"There are also lots and lots of Android devices based on 3.0 and 3.4 still being created," Kroah-Hartman said. "There are also lots of companies that just base their product on the long-term kernel, or the LTSI (Long Term Support Initiative) kernel, which is based on the long-term kernel, and ship it and don't say anything back to me, as it just works for them and they can rely on the constant stream of security and general bug fixes to update their product with."

The LTSI is a multivendor consumer electronics effort led by the Linux Foundation and supported by Hitachi, LG Electronics, NEC, Panasonic, Qualcomm Atheros, Renesas Electronics, Samsung Electronics, Sony and Toshiba. The goal of LTSI is to have a stable, common Linux base that is suitable for use in consumer electronics devices.

Challenges

The long-term Linux kernel effort itself is just two years old, having initially been proposed by Kroah-Hartman only in 2011. Overall he said that he thinks the effort has been working well, though there are some challenges.

"My biggest challenge is handling so many kernels at once," Kroah-Hartman said. "I can do three pretty easily, but for some reason, adding a fourth one seems to cause me problems, which is one primary reason I don't want to maintain any of these for longer than two years."

After two years, he said, the amount of patches that end up being relevant to an older kernel drops way down, so it is easier to move on to a newer one at that point in time.

Sean Michael Kerner is a senior editor at eWEEK and InternetNews.com. Follow him on Twitter @TechJournalist.

 
 
 
 
 
 
 
 
 
 
 
 
 

Submit a Comment

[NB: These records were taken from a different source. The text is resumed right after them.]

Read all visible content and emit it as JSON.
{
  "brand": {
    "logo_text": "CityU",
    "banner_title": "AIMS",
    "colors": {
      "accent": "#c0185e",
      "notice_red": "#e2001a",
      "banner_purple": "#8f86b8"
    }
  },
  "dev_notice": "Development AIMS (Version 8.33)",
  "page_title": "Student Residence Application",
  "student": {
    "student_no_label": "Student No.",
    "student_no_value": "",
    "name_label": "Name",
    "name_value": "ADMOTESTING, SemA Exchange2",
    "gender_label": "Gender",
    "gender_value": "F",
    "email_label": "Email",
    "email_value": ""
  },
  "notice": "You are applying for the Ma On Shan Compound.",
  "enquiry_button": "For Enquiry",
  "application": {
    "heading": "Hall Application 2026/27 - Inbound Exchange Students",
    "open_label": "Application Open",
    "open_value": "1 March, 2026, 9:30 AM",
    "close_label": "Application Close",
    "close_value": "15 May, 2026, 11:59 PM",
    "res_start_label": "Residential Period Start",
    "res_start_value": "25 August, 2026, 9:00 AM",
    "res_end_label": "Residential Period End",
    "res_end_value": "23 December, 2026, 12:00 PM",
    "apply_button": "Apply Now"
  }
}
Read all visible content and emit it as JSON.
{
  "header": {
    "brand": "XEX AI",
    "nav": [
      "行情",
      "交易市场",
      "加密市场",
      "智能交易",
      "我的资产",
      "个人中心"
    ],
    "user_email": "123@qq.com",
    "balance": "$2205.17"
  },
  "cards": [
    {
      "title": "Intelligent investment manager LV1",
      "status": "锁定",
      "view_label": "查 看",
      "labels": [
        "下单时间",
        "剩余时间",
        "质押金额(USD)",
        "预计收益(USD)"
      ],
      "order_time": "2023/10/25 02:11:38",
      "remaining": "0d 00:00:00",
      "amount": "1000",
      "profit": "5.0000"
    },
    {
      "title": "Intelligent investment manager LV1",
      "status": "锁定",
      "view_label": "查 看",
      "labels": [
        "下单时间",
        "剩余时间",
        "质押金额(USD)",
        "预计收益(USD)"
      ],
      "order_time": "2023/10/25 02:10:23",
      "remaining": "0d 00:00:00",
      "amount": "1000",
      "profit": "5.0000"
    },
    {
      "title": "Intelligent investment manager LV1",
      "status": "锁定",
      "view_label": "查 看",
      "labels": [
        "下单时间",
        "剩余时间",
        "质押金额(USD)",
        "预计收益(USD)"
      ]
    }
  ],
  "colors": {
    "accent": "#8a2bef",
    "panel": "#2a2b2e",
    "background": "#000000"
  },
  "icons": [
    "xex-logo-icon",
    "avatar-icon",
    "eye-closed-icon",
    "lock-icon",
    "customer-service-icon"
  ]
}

Loading Comments...
 
Manage your Newsletters: Login   Register My Newsletters























 
 
 
 
 
 
 
 
 
 
 
Rocket Fuel